There’s a society called Save Soho that I love, and have been talking to a lot. They’re trying to keep the fire alive. It’s so hard because these people are so powerful. That’s what I’m about – that’s why I wanted to write this song, to make people aware so people can get fucked up and dance about it, but it’s about something. I wanted to write something that makes you want to scream in peoples’ faces. I’m trying to save an area that I love.
I have to say, “Polygraph Eyes” was my favourite song you played in your set. It’s so on point with the conversation happening around the world, with sexual harassment. What’s the story behind that song?
That was a song that was a weird one, that was influenced by someone I knew when I was young. Going out and partying with friends, you kind of see this happening all the time, and it’s not just black and white. It’s not just having sex with someone without their consent, it’s looking at it and watching it and realising that going “Come on, just do it”, or conversations like that – that is sexual harassment, and it’s happening a lot. It’s something that needs to be stamped out. Again, we know the world we want to live in. That is not acceptable whatsoever. It’s kind of strange, when I stumbled upon the idea, because everyone was like, “Are you fucking mad?”, because the idea and the subject is so out there. I wanted to do it in a way, that it’s got this mental hook that draws you in, and then you listen to the lyrics, because they do mean something heavy and it’s an issue that I need to talk about, and that’s very relevant.
It’s crazy because it is, but this is the first time I’ve heard it in a song – it’s bizarre. It’s taken till 2017.
See, that’s what I’m here to do. I’m not here to beat around the bush. I’m sick of artists tip-toeing around the subject. Yes, the world’s so bad, but what are they doing about it? I’m an artist that’s here to step over the danger zone and try move the needle.

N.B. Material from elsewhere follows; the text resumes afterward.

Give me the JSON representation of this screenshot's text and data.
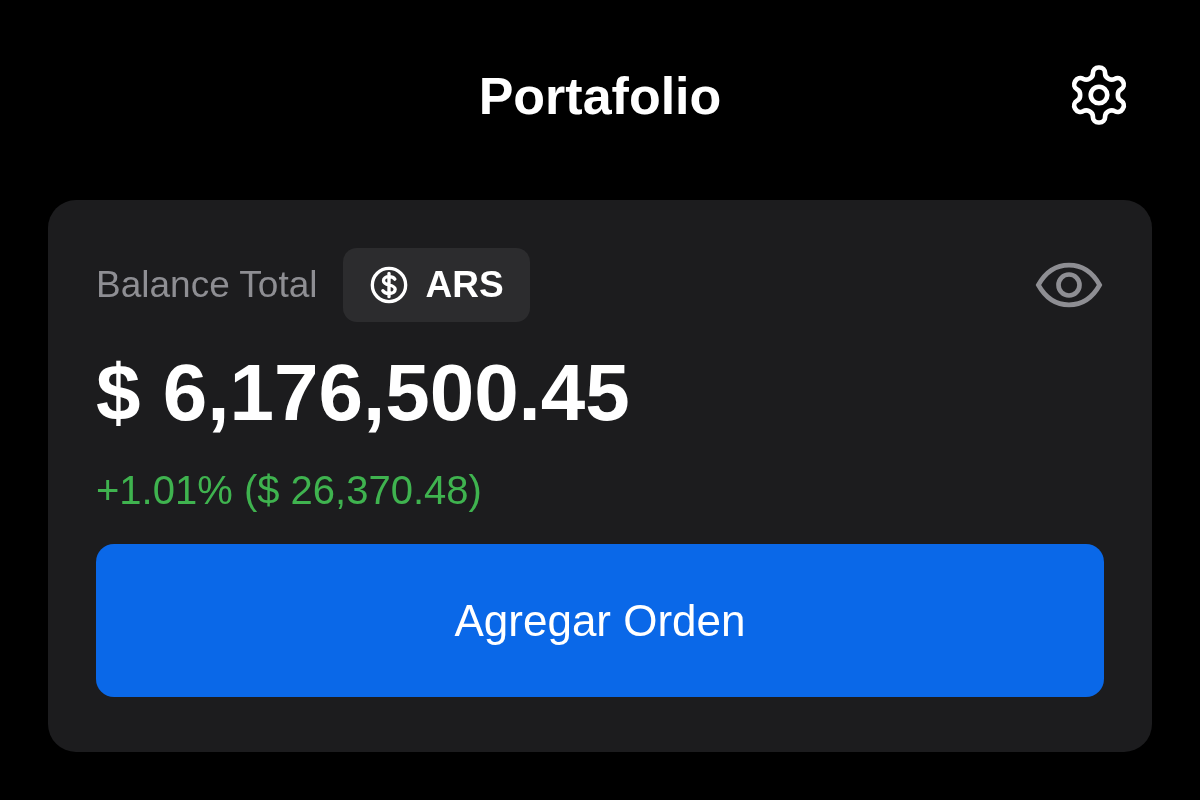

Your plans for the next year – you’ve got two new singles coming out and some more shows lined up. Do you have a gameplan for how to take it all on?
I’ve got so much music ready to go – that’s what exciting. I’ve been writing and writing a lot, and me and my team have found the record that I want to put out. Next year, the gameplan is to release loads of music, keep touring, keep fighting, keep interviewing, keep trying to get my message out there, because, as I say, I’ve got so much fire in my belly right now, and I just know exactly what I want to do. I’m ready – 2018, let’s have you!
Well, we’re excited to have you back! I know you wanted to have a schooner and try some Vegemite while you’re here. Have you had the chance to do that yet?
I can’t wait – hopefully I’ll be here April, next year. And yeah! I have! Vegemite and cheese on toast – you’re shitting me. What the fuck? And chicken salt?! You’re kidding me!
Man, I totally and utterly disagree! I’m literally all about that shit! Why have I not discovered this?! I love it! I think vegemite and cheese on toast – I’m taking that to the death. I’m putting seven jars in my suitcase.
Hear Yungblud’s latest single “Tin Pan Boy” here: